**Given entries:**

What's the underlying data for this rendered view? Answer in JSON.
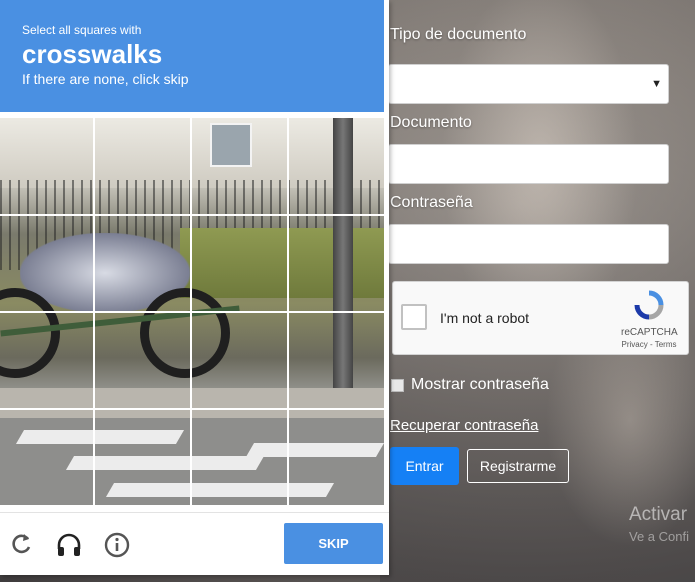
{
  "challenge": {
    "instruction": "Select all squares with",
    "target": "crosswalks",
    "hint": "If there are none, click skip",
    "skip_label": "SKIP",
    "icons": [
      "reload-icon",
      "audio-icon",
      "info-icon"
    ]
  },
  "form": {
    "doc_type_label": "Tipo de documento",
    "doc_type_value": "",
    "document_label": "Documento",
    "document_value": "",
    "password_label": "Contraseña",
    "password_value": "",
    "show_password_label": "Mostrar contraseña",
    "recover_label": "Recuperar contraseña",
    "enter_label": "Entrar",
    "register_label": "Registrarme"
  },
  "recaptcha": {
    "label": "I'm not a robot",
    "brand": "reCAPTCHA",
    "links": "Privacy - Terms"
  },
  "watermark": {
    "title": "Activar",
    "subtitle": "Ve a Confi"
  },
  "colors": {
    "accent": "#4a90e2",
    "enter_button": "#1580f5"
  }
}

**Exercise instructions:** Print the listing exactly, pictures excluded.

**Solution for this exercise:**
What's the underlying data for this rendered view? Answer in JSON.
{
  "challenge": {
    "instruction": "Select all squares with",
    "target": "crosswalks",
    "hint": "If there are none, click skip",
    "skip_label": "SKIP",
    "icons": [
      "reload-icon",
      "audio-icon",
      "info-icon"
    ]
  },
  "form": {
    "doc_type_label": "Tipo de documento",
    "doc_type_value": "",
    "document_label": "Documento",
    "document_value": "",
    "password_label": "Contraseña",
    "password_value": "",
    "show_password_label": "Mostrar contraseña",
    "recover_label": "Recuperar contraseña",
    "enter_label": "Entrar",
    "register_label": "Registrarme"
  },
  "recaptcha": {
    "label": "I'm not a robot",
    "brand": "reCAPTCHA",
    "links": "Privacy - Terms"
  },
  "watermark": {
    "title": "Activar",
    "subtitle": "Ve a Confi"
  },
  "colors": {
    "accent": "#4a90e2",
    "enter_button": "#1580f5"
  }
}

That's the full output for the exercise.